WHAT THE TASK ASKS: If a line in the records below holds the word "extension", copy it.

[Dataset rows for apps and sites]

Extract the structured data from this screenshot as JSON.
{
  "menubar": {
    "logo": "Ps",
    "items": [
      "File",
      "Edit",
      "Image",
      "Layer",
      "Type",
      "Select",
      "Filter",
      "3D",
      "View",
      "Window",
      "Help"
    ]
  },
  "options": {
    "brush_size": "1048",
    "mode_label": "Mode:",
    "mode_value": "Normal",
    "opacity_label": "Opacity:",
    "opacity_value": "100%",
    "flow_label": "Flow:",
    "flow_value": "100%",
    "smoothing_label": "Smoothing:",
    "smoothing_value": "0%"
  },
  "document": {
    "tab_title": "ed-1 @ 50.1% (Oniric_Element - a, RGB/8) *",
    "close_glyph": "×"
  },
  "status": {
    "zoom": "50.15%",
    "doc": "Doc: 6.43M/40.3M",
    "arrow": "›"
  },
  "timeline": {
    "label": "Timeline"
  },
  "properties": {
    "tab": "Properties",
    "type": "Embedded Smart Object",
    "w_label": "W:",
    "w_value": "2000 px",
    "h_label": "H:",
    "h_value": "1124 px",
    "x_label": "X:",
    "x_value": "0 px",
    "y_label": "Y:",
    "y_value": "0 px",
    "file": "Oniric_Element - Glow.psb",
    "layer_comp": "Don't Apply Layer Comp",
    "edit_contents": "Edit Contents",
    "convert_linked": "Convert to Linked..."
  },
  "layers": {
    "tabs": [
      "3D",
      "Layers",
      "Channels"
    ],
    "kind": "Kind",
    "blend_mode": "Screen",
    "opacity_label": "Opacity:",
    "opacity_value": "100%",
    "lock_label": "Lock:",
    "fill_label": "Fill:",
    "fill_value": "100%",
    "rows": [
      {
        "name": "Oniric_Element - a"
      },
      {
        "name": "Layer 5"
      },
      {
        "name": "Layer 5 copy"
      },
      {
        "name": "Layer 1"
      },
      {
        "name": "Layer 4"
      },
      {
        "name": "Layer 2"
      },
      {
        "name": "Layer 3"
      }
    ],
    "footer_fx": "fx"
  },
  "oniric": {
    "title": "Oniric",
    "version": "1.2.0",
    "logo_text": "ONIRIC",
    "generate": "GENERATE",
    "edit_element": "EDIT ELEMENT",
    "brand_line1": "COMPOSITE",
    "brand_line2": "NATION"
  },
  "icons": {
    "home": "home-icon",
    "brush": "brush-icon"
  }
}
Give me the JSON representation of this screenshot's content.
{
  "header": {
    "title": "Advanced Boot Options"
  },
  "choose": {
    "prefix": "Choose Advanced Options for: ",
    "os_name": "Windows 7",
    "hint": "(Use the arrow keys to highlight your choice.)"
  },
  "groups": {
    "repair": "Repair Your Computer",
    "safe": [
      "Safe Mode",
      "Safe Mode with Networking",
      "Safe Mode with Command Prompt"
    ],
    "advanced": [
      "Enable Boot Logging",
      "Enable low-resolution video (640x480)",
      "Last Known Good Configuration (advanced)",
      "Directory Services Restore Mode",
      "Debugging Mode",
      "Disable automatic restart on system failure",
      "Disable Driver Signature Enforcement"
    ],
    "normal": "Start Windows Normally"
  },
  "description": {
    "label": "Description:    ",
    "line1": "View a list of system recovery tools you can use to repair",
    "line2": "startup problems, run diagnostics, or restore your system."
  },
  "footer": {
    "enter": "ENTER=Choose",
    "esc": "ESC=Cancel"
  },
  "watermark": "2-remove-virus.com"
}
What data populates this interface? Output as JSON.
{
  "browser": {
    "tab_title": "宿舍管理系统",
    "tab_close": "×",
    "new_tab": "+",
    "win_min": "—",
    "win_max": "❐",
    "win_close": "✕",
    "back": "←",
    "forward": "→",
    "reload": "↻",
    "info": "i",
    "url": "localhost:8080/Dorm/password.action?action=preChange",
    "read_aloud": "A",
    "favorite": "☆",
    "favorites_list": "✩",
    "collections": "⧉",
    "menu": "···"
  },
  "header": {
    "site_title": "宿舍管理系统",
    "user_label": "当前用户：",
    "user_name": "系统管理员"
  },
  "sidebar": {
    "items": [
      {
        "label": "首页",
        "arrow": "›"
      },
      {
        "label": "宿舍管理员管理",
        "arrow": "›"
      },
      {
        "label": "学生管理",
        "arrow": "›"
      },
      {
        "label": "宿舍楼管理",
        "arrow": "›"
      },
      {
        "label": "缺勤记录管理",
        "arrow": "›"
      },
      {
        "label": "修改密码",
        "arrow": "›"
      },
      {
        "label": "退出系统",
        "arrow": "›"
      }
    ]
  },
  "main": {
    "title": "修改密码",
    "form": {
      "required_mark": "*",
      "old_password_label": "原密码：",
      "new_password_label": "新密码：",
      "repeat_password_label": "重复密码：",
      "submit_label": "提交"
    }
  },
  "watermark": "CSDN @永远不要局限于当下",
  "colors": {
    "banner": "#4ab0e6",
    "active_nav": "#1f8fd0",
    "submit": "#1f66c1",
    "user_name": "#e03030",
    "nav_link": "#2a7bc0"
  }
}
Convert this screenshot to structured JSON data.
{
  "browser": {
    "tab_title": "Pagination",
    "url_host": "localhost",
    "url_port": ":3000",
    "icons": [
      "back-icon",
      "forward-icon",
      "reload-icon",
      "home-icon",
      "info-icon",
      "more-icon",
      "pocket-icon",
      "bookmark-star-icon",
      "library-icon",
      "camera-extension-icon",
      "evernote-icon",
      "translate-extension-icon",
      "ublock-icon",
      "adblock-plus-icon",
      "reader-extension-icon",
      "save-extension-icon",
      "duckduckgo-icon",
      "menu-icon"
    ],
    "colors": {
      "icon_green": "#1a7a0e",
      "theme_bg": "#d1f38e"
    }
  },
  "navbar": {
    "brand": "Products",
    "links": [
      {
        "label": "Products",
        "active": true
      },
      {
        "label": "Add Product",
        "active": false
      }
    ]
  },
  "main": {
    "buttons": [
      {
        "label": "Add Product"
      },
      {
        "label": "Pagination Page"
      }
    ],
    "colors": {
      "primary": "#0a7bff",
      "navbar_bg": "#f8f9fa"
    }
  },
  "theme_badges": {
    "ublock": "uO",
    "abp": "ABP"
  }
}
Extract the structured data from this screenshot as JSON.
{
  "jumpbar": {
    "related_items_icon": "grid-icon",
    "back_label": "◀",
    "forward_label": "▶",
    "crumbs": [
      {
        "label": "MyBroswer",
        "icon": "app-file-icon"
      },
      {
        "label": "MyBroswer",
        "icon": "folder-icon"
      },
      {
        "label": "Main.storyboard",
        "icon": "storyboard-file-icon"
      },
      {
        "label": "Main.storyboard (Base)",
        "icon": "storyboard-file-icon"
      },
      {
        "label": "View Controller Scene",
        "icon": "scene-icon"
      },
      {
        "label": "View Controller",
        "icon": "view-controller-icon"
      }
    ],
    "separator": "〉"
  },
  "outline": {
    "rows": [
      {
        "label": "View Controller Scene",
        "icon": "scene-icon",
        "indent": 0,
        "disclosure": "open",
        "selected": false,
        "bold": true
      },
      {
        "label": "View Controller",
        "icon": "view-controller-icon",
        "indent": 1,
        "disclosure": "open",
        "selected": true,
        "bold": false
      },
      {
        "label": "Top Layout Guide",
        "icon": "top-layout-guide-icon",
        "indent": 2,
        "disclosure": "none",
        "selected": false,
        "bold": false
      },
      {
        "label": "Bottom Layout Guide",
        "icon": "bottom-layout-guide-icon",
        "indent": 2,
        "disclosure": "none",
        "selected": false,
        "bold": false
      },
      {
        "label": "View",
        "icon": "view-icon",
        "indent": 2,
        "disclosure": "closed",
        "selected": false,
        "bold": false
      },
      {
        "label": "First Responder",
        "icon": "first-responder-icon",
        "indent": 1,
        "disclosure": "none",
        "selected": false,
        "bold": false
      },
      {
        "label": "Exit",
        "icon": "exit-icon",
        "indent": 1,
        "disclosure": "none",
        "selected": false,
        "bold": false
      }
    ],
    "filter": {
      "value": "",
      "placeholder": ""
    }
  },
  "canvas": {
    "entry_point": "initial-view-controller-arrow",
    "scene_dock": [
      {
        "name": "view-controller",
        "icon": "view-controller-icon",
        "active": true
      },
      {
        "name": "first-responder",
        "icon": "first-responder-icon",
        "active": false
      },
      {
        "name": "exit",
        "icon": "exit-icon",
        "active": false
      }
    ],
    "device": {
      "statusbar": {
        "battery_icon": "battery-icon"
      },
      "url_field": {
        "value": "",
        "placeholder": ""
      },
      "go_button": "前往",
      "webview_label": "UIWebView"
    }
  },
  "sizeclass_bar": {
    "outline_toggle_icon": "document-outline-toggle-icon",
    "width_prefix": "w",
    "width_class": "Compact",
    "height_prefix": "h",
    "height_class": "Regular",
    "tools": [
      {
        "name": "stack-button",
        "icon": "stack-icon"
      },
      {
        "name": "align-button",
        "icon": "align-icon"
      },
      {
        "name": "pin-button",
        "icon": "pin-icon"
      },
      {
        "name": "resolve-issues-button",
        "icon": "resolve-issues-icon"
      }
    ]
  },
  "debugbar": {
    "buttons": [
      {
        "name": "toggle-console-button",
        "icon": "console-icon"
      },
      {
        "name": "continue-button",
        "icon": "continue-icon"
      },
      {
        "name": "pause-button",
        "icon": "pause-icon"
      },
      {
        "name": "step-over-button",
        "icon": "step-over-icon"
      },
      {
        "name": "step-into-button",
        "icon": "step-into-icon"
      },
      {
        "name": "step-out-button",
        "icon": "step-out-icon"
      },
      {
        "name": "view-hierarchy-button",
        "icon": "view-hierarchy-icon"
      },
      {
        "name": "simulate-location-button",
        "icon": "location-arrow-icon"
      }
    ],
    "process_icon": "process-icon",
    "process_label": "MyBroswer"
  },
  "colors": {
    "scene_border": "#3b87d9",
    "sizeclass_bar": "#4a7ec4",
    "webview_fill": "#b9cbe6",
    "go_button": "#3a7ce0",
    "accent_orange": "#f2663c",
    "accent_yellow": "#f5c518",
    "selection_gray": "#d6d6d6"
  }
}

TASK OUTPUT:
      "camera-extension-icon",
      "translate-extension-icon",
      "reader-extension-icon",
      "save-extension-icon",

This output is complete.